* WORK INSTRUCTIONS
Your response must be made up of each line in the data below that contains the string "title".

* INFORMATION SUPPLIED
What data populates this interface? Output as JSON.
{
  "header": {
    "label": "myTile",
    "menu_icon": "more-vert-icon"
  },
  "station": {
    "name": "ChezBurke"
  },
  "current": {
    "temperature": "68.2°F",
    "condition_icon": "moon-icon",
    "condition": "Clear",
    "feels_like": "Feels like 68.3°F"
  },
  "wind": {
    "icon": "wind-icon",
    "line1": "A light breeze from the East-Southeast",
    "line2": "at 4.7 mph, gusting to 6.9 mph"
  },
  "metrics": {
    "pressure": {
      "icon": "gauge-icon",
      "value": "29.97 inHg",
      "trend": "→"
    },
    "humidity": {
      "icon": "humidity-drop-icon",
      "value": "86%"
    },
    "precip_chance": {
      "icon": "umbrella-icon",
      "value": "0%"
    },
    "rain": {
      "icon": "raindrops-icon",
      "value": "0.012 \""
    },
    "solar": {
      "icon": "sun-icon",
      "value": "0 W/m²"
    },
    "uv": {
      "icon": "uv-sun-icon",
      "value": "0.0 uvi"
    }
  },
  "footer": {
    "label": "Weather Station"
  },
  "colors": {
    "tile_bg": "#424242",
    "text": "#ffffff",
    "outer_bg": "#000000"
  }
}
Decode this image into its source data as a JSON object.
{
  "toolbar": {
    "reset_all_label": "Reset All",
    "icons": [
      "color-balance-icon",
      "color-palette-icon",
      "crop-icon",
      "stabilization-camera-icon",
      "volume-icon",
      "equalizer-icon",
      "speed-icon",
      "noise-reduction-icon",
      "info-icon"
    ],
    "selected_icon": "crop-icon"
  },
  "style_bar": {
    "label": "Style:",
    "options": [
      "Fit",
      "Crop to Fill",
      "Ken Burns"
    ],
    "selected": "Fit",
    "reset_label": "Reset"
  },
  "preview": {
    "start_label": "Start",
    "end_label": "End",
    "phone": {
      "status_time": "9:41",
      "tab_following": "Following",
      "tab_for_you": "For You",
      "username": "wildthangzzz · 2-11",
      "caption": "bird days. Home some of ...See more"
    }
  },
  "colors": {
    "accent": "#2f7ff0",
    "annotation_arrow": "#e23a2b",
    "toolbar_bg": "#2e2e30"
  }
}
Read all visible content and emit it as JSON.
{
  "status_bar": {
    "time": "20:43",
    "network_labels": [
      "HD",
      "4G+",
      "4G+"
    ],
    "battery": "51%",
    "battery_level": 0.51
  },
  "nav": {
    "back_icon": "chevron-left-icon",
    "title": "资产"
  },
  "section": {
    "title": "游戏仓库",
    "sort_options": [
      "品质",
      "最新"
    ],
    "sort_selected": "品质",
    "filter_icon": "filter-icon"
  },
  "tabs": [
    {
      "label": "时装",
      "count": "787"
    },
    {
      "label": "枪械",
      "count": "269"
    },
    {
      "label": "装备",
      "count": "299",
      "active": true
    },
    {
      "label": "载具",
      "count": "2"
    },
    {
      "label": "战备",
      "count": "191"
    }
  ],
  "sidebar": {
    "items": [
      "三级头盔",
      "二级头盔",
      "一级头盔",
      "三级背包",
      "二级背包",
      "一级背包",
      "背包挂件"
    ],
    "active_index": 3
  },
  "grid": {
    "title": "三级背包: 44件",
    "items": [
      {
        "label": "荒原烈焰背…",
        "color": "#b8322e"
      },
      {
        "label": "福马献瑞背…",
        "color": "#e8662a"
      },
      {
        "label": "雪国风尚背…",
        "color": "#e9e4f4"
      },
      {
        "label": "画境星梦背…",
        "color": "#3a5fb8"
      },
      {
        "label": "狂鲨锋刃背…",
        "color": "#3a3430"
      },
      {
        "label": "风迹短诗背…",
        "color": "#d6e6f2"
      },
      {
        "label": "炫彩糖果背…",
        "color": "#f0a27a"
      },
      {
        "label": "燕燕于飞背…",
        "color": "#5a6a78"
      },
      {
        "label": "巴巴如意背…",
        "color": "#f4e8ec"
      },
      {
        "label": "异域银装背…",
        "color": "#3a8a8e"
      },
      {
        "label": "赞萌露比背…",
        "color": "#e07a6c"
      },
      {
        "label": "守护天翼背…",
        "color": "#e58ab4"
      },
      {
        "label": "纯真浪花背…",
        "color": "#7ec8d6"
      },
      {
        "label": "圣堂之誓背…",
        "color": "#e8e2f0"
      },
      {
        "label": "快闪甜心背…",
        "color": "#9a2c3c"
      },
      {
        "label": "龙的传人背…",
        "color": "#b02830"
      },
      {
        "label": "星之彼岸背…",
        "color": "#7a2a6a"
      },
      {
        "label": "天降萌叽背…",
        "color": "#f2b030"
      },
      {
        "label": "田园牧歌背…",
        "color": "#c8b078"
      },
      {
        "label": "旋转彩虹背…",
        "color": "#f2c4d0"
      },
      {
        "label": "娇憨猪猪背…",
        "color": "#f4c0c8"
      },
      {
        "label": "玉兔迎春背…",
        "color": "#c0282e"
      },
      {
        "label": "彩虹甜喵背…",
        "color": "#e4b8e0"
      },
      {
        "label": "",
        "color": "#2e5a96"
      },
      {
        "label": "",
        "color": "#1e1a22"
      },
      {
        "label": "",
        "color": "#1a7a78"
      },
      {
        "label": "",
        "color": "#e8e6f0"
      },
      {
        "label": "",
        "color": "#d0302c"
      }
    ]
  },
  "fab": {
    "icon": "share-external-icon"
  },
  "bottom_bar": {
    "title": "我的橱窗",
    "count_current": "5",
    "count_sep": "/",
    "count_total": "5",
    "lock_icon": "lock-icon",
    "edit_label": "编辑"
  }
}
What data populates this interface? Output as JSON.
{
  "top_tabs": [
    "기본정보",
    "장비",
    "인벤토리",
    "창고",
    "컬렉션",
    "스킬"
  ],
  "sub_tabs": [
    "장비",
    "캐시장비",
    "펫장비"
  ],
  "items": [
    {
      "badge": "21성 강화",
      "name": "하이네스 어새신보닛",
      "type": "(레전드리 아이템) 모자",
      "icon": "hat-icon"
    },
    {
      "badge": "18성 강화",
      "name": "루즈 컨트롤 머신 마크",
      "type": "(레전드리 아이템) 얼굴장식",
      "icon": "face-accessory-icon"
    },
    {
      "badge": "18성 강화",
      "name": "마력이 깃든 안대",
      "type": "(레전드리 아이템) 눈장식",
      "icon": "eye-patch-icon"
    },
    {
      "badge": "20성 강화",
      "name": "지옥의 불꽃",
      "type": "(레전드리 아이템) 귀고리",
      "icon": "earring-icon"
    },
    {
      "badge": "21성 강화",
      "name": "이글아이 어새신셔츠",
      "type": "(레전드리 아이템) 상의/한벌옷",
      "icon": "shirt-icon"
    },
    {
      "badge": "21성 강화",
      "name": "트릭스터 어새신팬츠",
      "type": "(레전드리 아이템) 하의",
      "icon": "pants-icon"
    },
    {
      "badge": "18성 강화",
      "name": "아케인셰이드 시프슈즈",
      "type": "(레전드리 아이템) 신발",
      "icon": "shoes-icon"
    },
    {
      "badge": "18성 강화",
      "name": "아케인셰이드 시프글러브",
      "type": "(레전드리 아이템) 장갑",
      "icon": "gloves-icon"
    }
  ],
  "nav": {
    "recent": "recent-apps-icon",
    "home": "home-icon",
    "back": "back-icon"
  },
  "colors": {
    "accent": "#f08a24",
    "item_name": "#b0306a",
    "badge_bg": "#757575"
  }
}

* COMPLETED EXERCISE
    "title": "资产"
    "title": "游戏仓库",
    "title": "三级背包: 44件",
    "title": "我的橱窗",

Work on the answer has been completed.